+++ SUPPLIED ENTRIES
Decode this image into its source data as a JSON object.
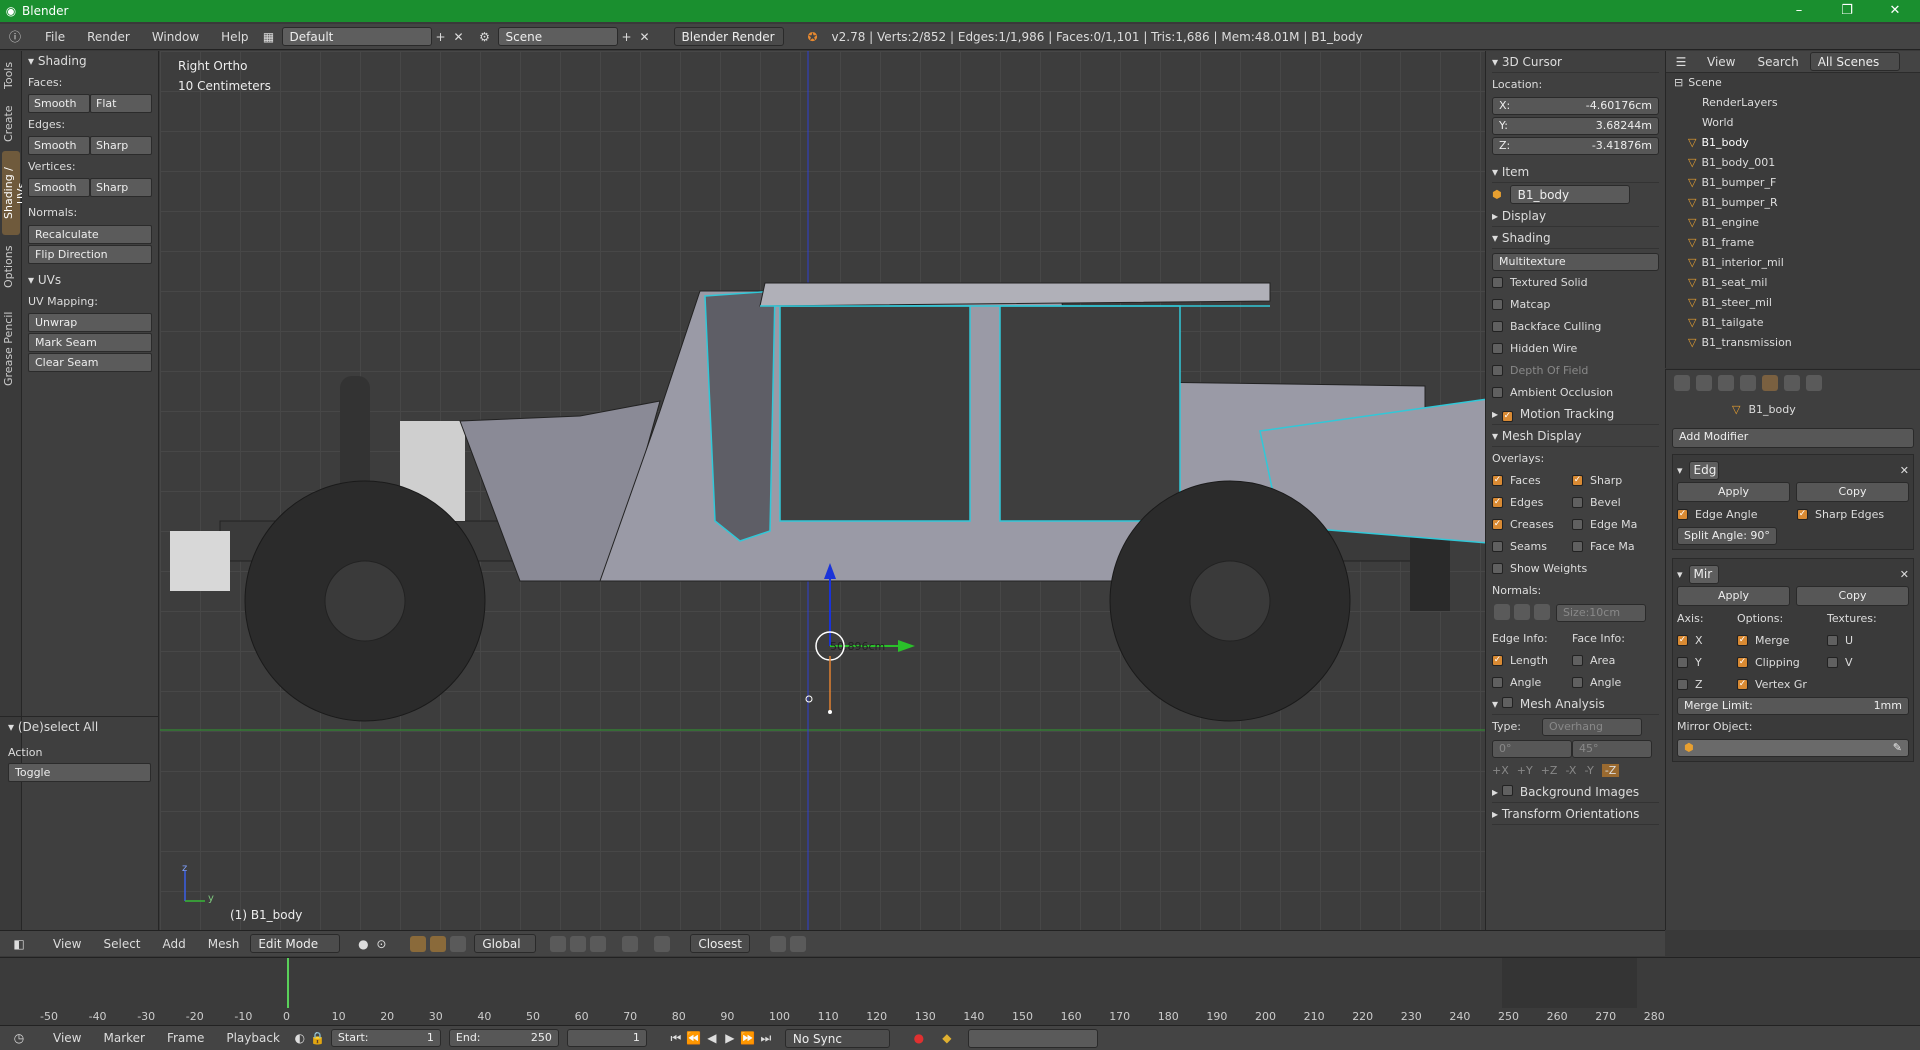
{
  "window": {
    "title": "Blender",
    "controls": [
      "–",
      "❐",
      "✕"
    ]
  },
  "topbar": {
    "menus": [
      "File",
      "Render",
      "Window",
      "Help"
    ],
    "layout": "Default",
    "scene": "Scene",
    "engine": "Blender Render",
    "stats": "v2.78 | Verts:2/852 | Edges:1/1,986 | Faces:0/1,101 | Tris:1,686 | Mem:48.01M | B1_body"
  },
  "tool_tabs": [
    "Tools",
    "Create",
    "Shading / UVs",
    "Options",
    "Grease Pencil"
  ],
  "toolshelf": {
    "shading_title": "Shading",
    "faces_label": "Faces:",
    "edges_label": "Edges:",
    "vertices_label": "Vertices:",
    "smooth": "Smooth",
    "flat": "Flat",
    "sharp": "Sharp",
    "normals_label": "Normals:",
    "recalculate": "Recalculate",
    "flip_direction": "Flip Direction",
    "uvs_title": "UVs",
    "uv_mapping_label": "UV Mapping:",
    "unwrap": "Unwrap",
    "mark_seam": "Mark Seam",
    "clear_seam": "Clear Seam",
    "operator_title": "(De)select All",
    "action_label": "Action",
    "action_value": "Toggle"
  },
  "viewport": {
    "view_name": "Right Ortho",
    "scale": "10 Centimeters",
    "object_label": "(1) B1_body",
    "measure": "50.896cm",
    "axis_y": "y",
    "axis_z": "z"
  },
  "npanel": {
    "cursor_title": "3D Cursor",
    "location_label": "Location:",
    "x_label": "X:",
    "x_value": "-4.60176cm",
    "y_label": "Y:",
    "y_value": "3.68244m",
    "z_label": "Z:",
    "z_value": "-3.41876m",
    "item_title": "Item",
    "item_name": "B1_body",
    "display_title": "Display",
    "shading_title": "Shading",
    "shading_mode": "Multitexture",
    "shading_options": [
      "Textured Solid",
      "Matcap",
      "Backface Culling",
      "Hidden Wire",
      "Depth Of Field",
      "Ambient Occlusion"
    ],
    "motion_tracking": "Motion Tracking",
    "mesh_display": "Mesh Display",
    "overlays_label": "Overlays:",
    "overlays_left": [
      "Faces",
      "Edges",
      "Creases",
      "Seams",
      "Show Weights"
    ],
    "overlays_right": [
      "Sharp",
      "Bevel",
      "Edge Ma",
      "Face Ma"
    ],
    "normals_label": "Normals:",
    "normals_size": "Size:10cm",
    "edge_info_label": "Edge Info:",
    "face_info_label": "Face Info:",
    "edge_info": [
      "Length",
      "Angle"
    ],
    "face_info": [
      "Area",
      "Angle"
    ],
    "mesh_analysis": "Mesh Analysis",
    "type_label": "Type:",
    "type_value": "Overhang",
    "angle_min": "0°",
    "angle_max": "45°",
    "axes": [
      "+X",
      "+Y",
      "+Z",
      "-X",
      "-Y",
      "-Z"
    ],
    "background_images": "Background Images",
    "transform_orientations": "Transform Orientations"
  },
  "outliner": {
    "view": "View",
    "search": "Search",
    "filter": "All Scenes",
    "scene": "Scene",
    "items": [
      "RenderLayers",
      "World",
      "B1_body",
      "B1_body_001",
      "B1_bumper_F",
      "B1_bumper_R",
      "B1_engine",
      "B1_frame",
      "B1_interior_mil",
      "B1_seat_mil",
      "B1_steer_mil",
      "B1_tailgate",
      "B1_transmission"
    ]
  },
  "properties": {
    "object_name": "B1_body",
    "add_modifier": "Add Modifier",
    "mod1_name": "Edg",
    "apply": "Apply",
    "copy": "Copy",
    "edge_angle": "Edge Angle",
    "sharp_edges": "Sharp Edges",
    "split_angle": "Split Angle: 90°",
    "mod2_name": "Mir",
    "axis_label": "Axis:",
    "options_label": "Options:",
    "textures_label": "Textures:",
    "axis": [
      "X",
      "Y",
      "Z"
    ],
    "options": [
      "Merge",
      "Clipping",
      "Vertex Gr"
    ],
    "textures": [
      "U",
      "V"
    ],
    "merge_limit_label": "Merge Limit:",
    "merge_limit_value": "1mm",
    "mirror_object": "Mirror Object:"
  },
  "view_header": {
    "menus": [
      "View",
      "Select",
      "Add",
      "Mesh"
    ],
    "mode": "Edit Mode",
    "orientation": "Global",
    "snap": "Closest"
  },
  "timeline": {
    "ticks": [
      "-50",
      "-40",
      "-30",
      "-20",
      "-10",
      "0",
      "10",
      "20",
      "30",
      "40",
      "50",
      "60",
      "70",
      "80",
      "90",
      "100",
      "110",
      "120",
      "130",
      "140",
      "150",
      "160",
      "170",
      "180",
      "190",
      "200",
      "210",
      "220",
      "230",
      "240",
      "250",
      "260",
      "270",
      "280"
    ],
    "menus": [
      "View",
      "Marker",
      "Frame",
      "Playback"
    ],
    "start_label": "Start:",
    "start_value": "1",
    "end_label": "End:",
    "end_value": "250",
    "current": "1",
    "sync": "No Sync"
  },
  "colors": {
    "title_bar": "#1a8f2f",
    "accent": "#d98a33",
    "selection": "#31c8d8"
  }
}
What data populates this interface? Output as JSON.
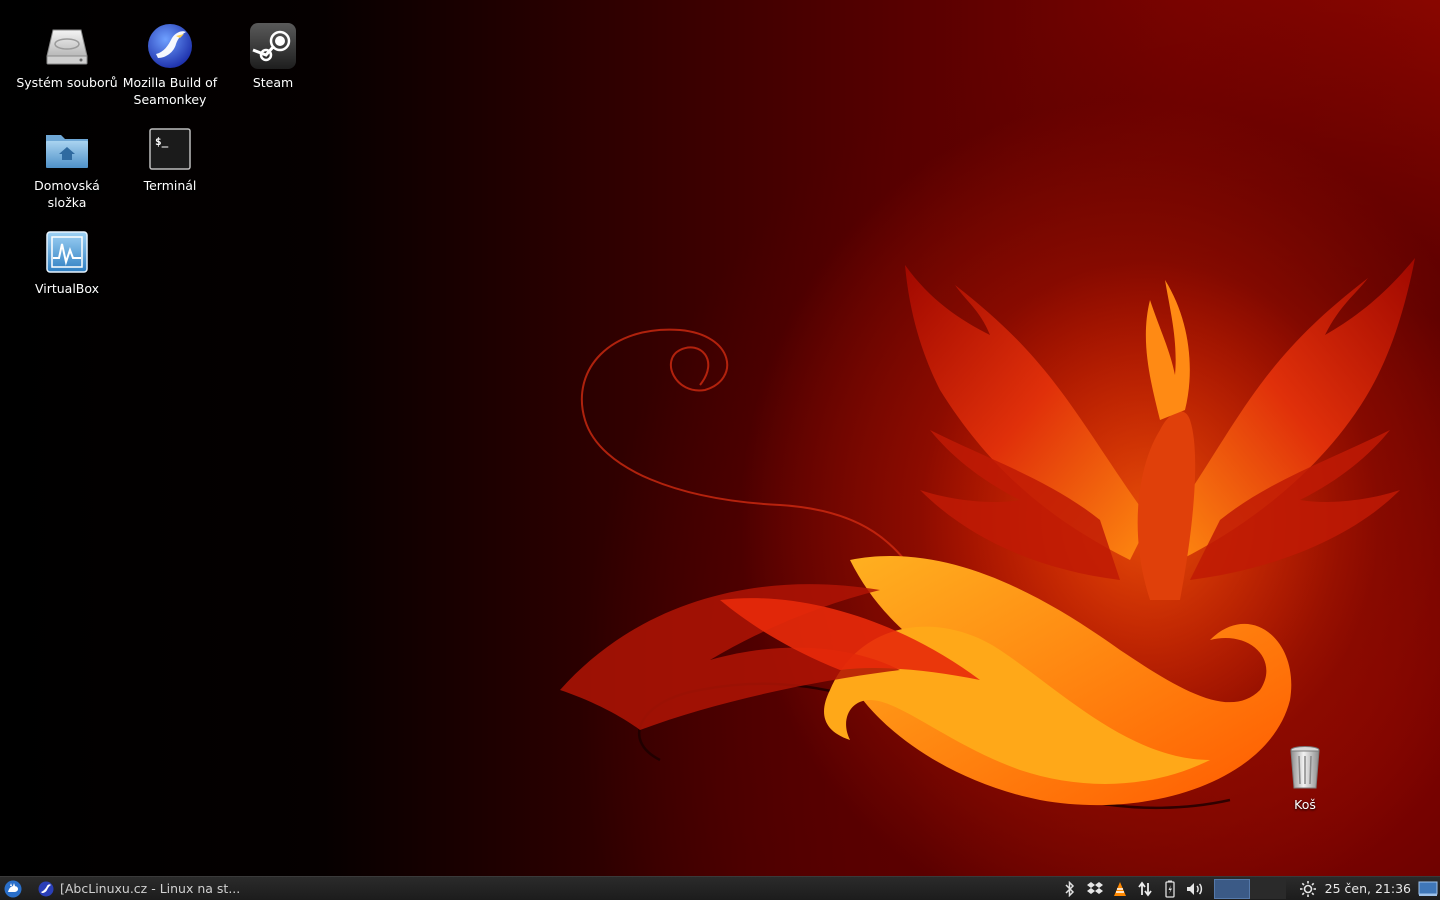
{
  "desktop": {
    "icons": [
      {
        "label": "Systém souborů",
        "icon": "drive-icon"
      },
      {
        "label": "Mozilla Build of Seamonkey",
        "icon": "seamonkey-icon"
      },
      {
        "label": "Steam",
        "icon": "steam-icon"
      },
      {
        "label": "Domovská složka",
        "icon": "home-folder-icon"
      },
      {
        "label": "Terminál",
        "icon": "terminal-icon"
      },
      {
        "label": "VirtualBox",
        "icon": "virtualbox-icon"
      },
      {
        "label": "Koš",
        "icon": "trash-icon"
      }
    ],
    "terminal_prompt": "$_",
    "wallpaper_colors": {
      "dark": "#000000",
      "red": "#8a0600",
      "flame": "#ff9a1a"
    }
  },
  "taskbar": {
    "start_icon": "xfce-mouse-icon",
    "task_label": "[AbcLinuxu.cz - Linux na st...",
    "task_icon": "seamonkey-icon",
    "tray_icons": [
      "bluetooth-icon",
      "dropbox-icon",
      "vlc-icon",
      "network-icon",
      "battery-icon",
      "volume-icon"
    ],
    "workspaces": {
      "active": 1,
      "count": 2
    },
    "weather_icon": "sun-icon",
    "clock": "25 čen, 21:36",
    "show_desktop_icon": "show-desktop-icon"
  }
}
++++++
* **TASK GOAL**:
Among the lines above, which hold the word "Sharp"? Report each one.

* **RESPONSE AREA**:
    "sharp": "Sharp",
      "Sharp",
    "sharp_edges": "Sharp Edges",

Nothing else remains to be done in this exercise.